In between writing this post, I am dodging the showers to take photographs. Yes, hopefully, the much-needed rain has finally arrived.
March is one of my favourite months as most of my resident plants, cacti and shrubs flower before the heat of summer when colour and interest is mainly provided by the usual suspects such as trailing petunias. However, I suspect this year will be a little different as all my gardening challenges and pot space will be focused on growing vegetables.
March is also the time to enjoy the magnificent display of wildflowers that inhabit the local countryside. I call it God’s Garden. However, my plan to take the camera for a drive, stop and photograph various species of wildflowers growing in our local area to feature in this weeks’ SoS was thwarted by the implementation of the state of emergency. We are not allowed to leave our property without good reason.

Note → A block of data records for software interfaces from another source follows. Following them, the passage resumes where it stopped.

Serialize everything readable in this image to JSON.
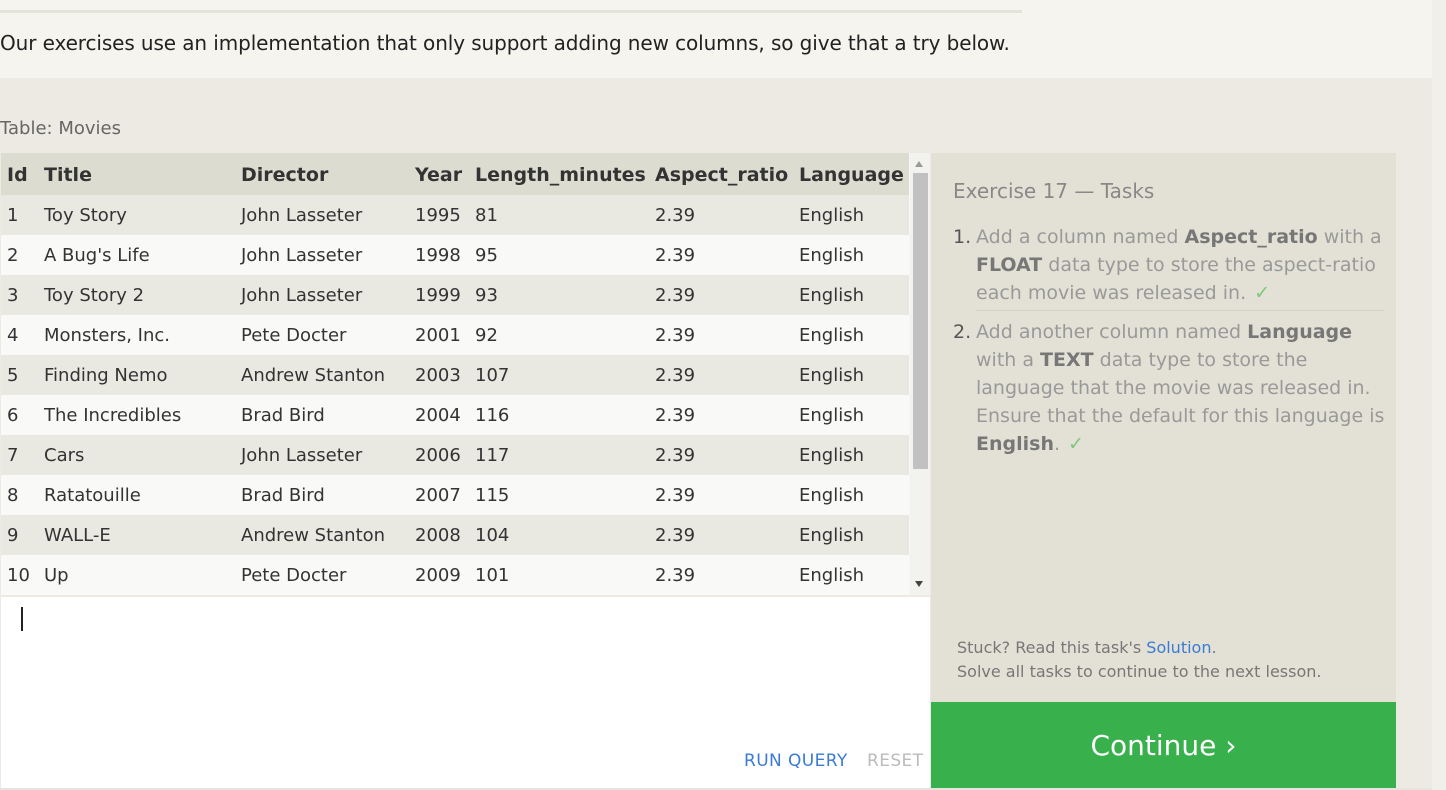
{
  "intro_text": "Our exercises use an implementation that only support adding new columns, so give that a try below.",
  "table_caption": "Table: Movies",
  "table": {
    "columns": [
      "Id",
      "Title",
      "Director",
      "Year",
      "Length_minutes",
      "Aspect_ratio",
      "Language"
    ],
    "rows": [
      [
        "1",
        "Toy Story",
        "John Lasseter",
        "1995",
        "81",
        "2.39",
        "English"
      ],
      [
        "2",
        "A Bug's Life",
        "John Lasseter",
        "1998",
        "95",
        "2.39",
        "English"
      ],
      [
        "3",
        "Toy Story 2",
        "John Lasseter",
        "1999",
        "93",
        "2.39",
        "English"
      ],
      [
        "4",
        "Monsters, Inc.",
        "Pete Docter",
        "2001",
        "92",
        "2.39",
        "English"
      ],
      [
        "5",
        "Finding Nemo",
        "Andrew Stanton",
        "2003",
        "107",
        "2.39",
        "English"
      ],
      [
        "6",
        "The Incredibles",
        "Brad Bird",
        "2004",
        "116",
        "2.39",
        "English"
      ],
      [
        "7",
        "Cars",
        "John Lasseter",
        "2006",
        "117",
        "2.39",
        "English"
      ],
      [
        "8",
        "Ratatouille",
        "Brad Bird",
        "2007",
        "115",
        "2.39",
        "English"
      ],
      [
        "9",
        "WALL-E",
        "Andrew Stanton",
        "2008",
        "104",
        "2.39",
        "English"
      ],
      [
        "10",
        "Up",
        "Pete Docter",
        "2009",
        "101",
        "2.39",
        "English"
      ]
    ]
  },
  "editor": {
    "query_text": "",
    "run_label": "RUN QUERY",
    "reset_label": "RESET"
  },
  "tasks_panel": {
    "title": "Exercise 17 — Tasks",
    "tasks": [
      {
        "number": "1.",
        "parts": [
          "Add a column named ",
          "Aspect_ratio",
          " with a ",
          "FLOAT",
          " data type to store the aspect-ratio each movie was released in."
        ],
        "check": "✓"
      },
      {
        "number": "2.",
        "parts": [
          "Add another column named ",
          "Language",
          " with a ",
          "TEXT",
          " data type to store the language that the movie was released in. Ensure that the default for this language is ",
          "English",
          "."
        ],
        "check": "✓"
      }
    ],
    "stuck_prefix": "Stuck? Read this task's ",
    "solution_link": "Solution",
    "stuck_suffix": ".",
    "solve_all_text": "Solve all tasks to continue to the next lesson."
  },
  "continue_label": "Continue ›",
  "colors": {
    "continue_bg": "#38b04b",
    "link": "#3a7bd5",
    "check": "#7dc77d"
  }
}
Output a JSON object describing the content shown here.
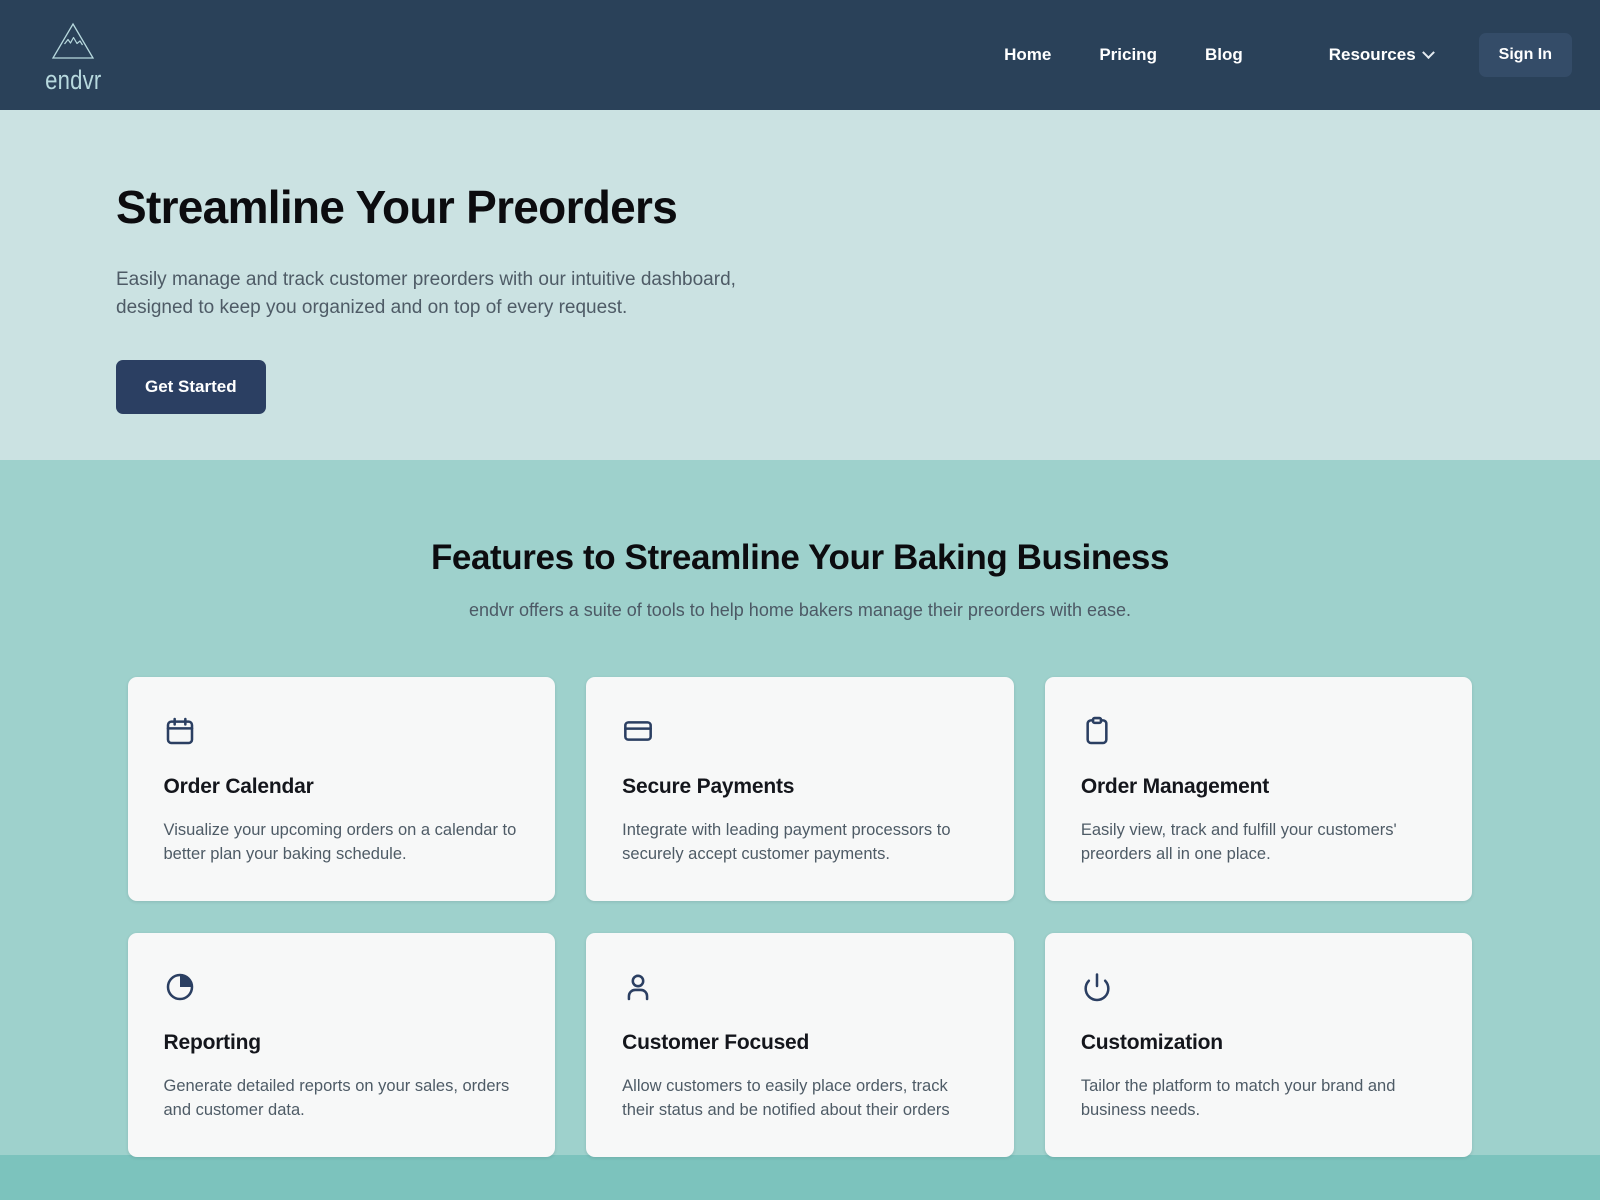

1. Pot Marigold
I grew this pot marigold from seed last year after going to visit a herb farm. After the tour, a delicious vegetarian meal was served and the hostess sprinkled marigold petals on the green salad to add colour. As well as using marigolds to add colour to the salad, I’ve also been told they are a good companion plant for carrots as they deter whitefly. Has anyone else heard this or is it an old wive’s tale?
I only rediscovered nasturiums last year when the leaves, flowers and seed pods were used as a greed salad edible decoration. I was dubious at first, but they are delicious!
Aren’t these just the most amazing flowers? Unfortunately when they die down in the heat of summer the leaves brown off and the plants resemble birds nests.
4. Bird of paradise – Strelitzia reginae
The first time I saw these flowers was on a holiday to Maderia back in the 1990’s. when holiday makers were bringing single-stems home in a display box .I never thought for a minute I’d be growing my own.
5. Photinia x fraseri ‘Red Robin’
This is one of my favourite shrubs. I love the red leaves in winter which then make way for the glorious display of white flowers in March.
The first time I saw a bougainvillaea it was love at first sight! We cut this right back at the beginning of winter and thanks to a long period of sunny weather we are rewarded with a wonderful display of flowers. As you can see in this photograph the clouds are crowding out the blue sky in preparation for another downpour.
That’s it from me for this week so why not pop over to the propagator’s blog to check out some other gardening bloggers.